  • The herpes simplex virus

Let’s specially mention the case of Helicobacter pylori infection, a bacterium that lives in the epithelium of the human stomach and that seems to be related to this pathological process. In fact, a study in the Allergologia et Immunopathologia journal informs us that 71% of patients with chronic urticaria who participated in it had this microorganism in their digestive system.

However, only three of the 21 patients monitored showed substantial improvement when the bacteria cleared from their gastrointestinal tract. Therefore, a clear correlation between the two factors remains in doubt.

Drug-related

Various analyzes in the scientific world explore the correlation between drug use and the appearance of chronic urticaria. This pathology can aggravate with the consumption of medication such as aspirin and other non-steroidal anti-inflammatory drugs (NSAIDs).

Treatments for various types of chronic urticaria

A review published in ScienceDirect in 2015 includes some of the most effective treatments against chronic urticaria. These are the most relevant:

  • First-generation antihistamines, such as diphenhydramine
  • Acrivastine
  • Cetirizine and loratadine (as second-generation options, with fewer adverse effects associated with drowsiness)
  • Various corticosteroids (among which you can choose some with a short or long half-life, that is, they remain in the body for more or less time)

Most of these drugs seek to modulate the response of the immune system and reduce the inflammatory process. Depending on the underlying cause of the disease (hard to identify), more than one drug may be required at the same time.

A person after scratching a rash.
Chronic hives can be treated with antihistamines to alleviate the most bothersome symptoms.

Find out more about the Symptoms, Causes and Treatment of Skin Rash

Things to keep in mind with regard to the types of chronic urticaria

As you can see, chronic urticaria is a pathology with many open fronts that are still unknown to this day. The exact causes and most effective treatments are still unknown by the scientific community.

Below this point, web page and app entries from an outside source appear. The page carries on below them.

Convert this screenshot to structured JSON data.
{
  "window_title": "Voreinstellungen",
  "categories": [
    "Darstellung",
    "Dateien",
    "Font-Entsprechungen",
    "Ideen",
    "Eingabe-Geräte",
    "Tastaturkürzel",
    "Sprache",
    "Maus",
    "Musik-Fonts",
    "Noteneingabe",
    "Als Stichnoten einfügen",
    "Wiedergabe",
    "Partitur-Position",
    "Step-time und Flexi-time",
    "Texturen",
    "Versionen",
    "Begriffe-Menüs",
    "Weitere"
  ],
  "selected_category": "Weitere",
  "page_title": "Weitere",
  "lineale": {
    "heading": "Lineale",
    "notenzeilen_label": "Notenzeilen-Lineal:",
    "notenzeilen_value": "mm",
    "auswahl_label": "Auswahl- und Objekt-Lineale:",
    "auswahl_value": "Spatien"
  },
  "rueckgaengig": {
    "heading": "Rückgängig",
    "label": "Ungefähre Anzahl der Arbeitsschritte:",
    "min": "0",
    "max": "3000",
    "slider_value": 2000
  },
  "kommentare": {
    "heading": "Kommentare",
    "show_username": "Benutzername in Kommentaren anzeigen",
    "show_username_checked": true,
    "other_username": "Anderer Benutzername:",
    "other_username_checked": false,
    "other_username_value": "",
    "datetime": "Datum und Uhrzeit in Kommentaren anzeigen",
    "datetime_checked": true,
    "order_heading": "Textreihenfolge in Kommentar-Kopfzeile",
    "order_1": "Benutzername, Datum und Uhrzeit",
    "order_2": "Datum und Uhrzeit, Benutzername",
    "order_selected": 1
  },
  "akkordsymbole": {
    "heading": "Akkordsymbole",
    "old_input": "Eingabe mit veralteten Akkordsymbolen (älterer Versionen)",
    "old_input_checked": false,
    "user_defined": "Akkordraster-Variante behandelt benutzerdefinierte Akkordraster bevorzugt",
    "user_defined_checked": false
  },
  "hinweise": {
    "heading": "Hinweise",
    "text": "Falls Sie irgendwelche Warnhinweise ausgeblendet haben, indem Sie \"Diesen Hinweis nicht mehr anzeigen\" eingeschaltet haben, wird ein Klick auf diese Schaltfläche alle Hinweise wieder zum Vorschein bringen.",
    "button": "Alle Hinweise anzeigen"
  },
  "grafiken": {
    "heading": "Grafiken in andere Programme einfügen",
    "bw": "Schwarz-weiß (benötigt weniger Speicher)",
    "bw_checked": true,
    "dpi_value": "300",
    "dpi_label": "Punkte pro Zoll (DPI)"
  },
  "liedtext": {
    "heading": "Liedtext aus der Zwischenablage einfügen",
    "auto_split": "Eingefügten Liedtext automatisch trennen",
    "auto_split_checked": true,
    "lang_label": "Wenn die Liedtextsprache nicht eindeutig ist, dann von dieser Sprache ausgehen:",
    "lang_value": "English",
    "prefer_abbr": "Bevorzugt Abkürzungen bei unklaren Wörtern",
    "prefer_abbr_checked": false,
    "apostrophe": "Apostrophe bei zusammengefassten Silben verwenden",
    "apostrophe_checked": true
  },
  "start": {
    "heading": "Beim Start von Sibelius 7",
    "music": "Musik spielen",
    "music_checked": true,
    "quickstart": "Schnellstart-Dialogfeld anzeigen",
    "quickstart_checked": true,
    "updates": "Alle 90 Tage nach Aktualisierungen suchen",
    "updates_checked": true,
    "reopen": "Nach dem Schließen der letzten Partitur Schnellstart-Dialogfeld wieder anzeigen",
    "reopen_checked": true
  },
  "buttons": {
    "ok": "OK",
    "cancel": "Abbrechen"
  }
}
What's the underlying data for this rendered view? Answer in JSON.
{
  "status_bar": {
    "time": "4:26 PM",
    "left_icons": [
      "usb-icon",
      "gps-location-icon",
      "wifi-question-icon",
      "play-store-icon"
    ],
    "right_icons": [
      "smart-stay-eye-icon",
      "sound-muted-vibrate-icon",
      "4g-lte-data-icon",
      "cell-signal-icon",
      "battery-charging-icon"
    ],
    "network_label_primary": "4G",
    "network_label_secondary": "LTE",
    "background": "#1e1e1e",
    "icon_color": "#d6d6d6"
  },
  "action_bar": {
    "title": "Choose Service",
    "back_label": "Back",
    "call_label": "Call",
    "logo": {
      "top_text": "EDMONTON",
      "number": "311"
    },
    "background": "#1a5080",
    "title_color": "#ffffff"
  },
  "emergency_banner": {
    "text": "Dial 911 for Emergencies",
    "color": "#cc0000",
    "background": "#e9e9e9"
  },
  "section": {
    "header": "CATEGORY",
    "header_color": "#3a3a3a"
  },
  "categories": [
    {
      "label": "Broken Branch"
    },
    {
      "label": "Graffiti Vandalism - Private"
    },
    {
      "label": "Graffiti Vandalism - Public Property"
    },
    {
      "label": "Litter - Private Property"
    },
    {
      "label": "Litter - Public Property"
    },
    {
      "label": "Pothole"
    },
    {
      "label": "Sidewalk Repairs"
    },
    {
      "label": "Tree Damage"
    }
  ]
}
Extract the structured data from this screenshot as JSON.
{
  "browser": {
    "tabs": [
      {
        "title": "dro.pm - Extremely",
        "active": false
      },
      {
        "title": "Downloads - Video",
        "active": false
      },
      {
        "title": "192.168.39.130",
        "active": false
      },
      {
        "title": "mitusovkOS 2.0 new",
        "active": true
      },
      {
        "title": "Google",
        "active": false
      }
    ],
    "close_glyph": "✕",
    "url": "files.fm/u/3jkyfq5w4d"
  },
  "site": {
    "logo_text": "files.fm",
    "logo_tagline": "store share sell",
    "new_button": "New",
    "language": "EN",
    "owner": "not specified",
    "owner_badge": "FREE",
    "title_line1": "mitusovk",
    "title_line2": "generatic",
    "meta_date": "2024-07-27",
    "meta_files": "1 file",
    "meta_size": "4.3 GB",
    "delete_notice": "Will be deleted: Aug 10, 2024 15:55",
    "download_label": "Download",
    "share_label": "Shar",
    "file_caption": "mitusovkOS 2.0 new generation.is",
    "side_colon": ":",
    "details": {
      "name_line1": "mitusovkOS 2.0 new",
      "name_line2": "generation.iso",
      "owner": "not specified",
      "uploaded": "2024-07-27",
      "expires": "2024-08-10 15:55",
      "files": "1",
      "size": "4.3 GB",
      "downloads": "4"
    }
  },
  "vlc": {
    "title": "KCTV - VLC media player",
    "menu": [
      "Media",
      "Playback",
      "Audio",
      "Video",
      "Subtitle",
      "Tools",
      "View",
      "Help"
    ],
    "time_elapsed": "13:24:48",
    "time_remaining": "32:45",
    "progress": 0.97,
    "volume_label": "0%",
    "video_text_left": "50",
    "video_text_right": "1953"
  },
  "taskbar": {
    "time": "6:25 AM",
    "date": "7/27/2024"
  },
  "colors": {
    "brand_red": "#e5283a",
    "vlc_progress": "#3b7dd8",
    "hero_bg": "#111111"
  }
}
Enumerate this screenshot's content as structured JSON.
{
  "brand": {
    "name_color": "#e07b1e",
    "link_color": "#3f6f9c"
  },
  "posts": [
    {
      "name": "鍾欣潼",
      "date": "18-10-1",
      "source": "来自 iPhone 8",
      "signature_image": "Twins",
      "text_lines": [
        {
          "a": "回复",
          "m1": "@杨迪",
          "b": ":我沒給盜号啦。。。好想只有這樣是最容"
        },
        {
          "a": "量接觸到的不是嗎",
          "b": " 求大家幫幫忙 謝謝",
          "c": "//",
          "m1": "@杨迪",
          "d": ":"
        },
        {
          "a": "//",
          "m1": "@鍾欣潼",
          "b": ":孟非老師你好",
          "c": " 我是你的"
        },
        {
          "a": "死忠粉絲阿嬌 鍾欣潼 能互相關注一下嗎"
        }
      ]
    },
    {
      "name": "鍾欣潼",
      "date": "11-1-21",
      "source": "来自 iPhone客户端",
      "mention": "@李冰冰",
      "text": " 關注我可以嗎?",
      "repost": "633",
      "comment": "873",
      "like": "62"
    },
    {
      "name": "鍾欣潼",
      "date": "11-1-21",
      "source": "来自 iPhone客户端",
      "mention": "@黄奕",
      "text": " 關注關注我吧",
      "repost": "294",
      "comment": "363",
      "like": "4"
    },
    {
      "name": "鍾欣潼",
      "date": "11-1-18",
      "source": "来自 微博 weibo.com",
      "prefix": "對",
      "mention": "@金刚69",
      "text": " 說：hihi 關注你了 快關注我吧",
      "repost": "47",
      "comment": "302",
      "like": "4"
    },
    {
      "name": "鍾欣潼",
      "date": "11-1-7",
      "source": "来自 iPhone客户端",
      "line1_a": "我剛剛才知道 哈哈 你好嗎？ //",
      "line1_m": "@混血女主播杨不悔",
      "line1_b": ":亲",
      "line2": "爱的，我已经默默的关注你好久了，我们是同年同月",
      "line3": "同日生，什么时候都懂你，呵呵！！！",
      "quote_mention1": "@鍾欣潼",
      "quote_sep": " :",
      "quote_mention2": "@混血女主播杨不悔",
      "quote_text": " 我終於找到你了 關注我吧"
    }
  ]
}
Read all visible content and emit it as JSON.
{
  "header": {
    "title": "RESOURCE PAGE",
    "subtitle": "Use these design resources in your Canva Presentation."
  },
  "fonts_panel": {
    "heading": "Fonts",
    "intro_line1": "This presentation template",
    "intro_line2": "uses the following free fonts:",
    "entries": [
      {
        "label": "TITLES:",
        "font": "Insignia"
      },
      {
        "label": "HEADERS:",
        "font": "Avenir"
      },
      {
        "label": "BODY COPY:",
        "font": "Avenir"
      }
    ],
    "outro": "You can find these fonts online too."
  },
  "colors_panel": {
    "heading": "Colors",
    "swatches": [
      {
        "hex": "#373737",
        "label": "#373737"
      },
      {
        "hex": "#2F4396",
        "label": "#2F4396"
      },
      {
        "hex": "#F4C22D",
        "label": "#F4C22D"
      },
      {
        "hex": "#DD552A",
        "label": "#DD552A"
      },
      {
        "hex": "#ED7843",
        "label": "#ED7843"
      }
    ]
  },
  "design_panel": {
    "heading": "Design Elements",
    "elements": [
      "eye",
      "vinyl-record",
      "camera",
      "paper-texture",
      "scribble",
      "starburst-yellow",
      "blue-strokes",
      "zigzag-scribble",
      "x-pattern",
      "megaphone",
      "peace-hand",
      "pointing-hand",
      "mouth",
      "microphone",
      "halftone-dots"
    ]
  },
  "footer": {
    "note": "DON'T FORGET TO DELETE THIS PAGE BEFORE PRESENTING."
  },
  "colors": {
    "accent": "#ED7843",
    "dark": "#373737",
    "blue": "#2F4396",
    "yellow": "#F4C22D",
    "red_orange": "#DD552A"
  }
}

In any case, we must understand that any skin rash that lasts more than six weeks is a clinical manifestation of chronic urticaria. Thus, you must consult a doctor promptly in order to begin treatment as it’s essential in these cases. They should be able to indicate some general measures to lessen the annoying signs and possibly even prescribe medication.

  • Galassi, N., Riera, N., Rey, G., Bracco, M. M. E., & Malbran, A. (2003). Urticaria crónica: Evolución clínica, prueba del suero autologo, recuento y activación de basofilos. Medicina (Buenos Aires)63(1), 15-20.
  • Kaplan, A. P. (1979). Urticaria and angioedema. In Cellular, Molecular, and Clinical Aspects of Allergic Disorders (pp. 291-320). Springer, Boston, MA.
  • Aguilar-Hinojosa, N. K., Segura-Méndez, N. H., & Lugo-Reyes, S. O. (2012). Correlación de la gravedad de urticaria crónica y calidad de vida. Revista Alergia México59(4), 180-186.
  • Tipos de urticaria, AAUC. Recogido a 17 de julio en https://www.urticariacronica.org/la-urticaria-cronica/tipos-de-urticaria/.
  • Sánchez-Saldaña, L. (2012). Urticaria crónica. Dermatol Peru [Internet]23(2), 79.
  • Hinojosa, N. A., Méndez, N. S., & Hernández, L. D. R. (2011). Urticaria crónica autoinmune. Alergia, Asma e Inmunología Pediátricas20(2), 82-87.
  • Moreira, A., Rodrigues, J., Delgado, L., Fonseca, J., & Vaz, M. (2003). Is Helicobacter pylori infection associated with chronic idiopathic urticaria?. Allergologia et Immunopathologia31(4), 209-214.
  • Curto-Barredo, L., Silvestre, J. F., & Giménez-Arnau, A. M. (2014). Actualización en el tratamiento de la urticaria crónica. Actas Dermo-Sifiliográficas105(5), 469-482.